“I have an idea,” I said brightly as a newcomer to the executive suite, “let’s cut out all travel. None of us will go to conventions or out-of-town professional associations.”
How unselfish and self-sacrificing, I thought.
However, a grimace appeared on the publisher’s face as he wrote down the projected savings on the “expenses cut” side of the white board.
In the next few days, fellow department heads felt no compunction in telling me about the scene when they told their spouses that they would not be accompanying them to conventions in Miami Beach or to seminars in the Rocky Mountains. The reaction culminated during a brief and cool conversation with the publisher’s wife at a social event.
“So I hear I’m not going to San Francisco this year because of you,” she said.
The whole thing was — in today’s language — “a hard decision.”
There are not many hard decisions being made in Washington, D.C., this summer as is much ado about tactics in search of a strategy.

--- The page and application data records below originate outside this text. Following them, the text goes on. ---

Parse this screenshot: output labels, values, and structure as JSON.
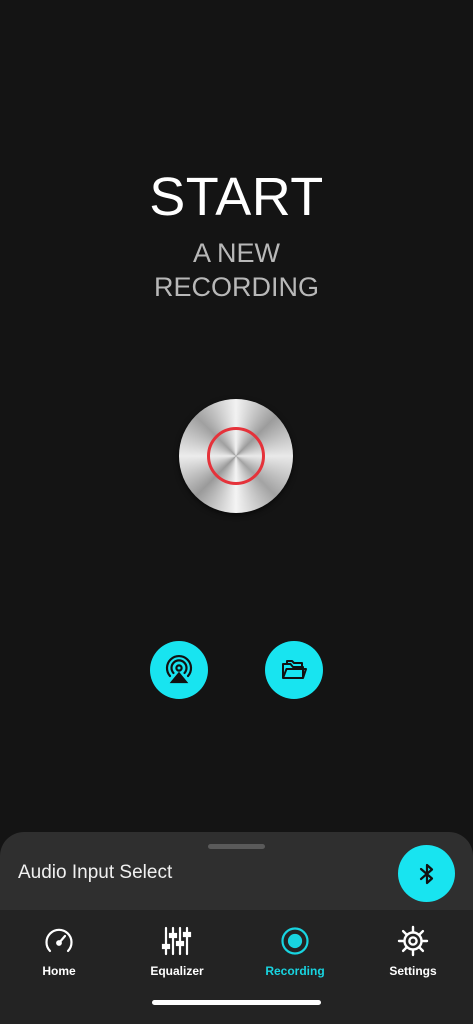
{
  "hero": {
    "title": "START",
    "subtitle_line1": "A NEW",
    "subtitle_line2": "RECORDING"
  },
  "controls": {
    "record_icon": "record-icon",
    "airplay_icon": "airplay-icon",
    "folder_icon": "folder-icon"
  },
  "sheet": {
    "label": "Audio Input Select",
    "bluetooth_icon": "bluetooth-icon"
  },
  "tabs": [
    {
      "label": "Home",
      "icon": "speedometer-icon",
      "active": false
    },
    {
      "label": "Equalizer",
      "icon": "equalizer-icon",
      "active": false
    },
    {
      "label": "Recording",
      "icon": "record-icon",
      "active": true
    },
    {
      "label": "Settings",
      "icon": "gear-icon",
      "active": false
    }
  ],
  "colors": {
    "background": "#141414",
    "accent": "#18e4f0",
    "record_ring": "#e5323a",
    "sheet": "#2f2f2f",
    "tabbar": "#232323",
    "active_tab": "#18d4e0"
  }
}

The question of whether the nation is going to continue to pay its bills (debt ceiling) and live within its means (deficit reduction) is, so far, full of sound and fury, signifying nothing.
Politicians are fond of equating governmental budgets to the family budget. But unlike the family living beyond its means and pulled up short by a notice from the credit card company, there is no one to say no to the government.
The national problem is difficult to comprehend because of the meaning of trillion. One trillion dollars, or the number 1 followed by 12 zeros, is lots of money. A mathematician put it like this: “One million seconds is about 11.5 days, one billion seconds is about 32 years while a trillion seconds is equal to 32,000 years.”
The mathematical reason for the deficit is this: The nation is spending more than it is earning by increasing programs and services without increasing taxes.
We Can’t Have It All
The philosophical reason is selfishness, a national acquiescence to the language of marketing: “You deserve,” “You can have it all.”
No. He, she, they and I can’t have it all, nor do we deserve it.
The cure for selfishness is self-denial. Giving up, doing without and living as member of a community is not a popular concept in a nation of individuals who are constantly told that they deserve and can have it all.
Beyond tough choices, hard decisions — whichever cliché works as proposals surface — lies something more fundamental: the cry of the poor.
“They do not have powerful lobbies, but they have the most compelling claim on our consciences and common resources,” said a statement from Circle of Protection, a broad coalition of high-profile Christian leaders and heads of aid organizations. The organization is against budget cuts affecting government programs supporting the poor and vulnerable at home and abroad.
A budget compromise that ignores this “would be flawed public policy and a moral failure,” Catholic leaders said in a letter to the president and members of Congress.
Stephen Kent, now retired, was editor of archdiocesan newspapers in Omaha and Seattle. He can be contacted at Considersk@gmail.com.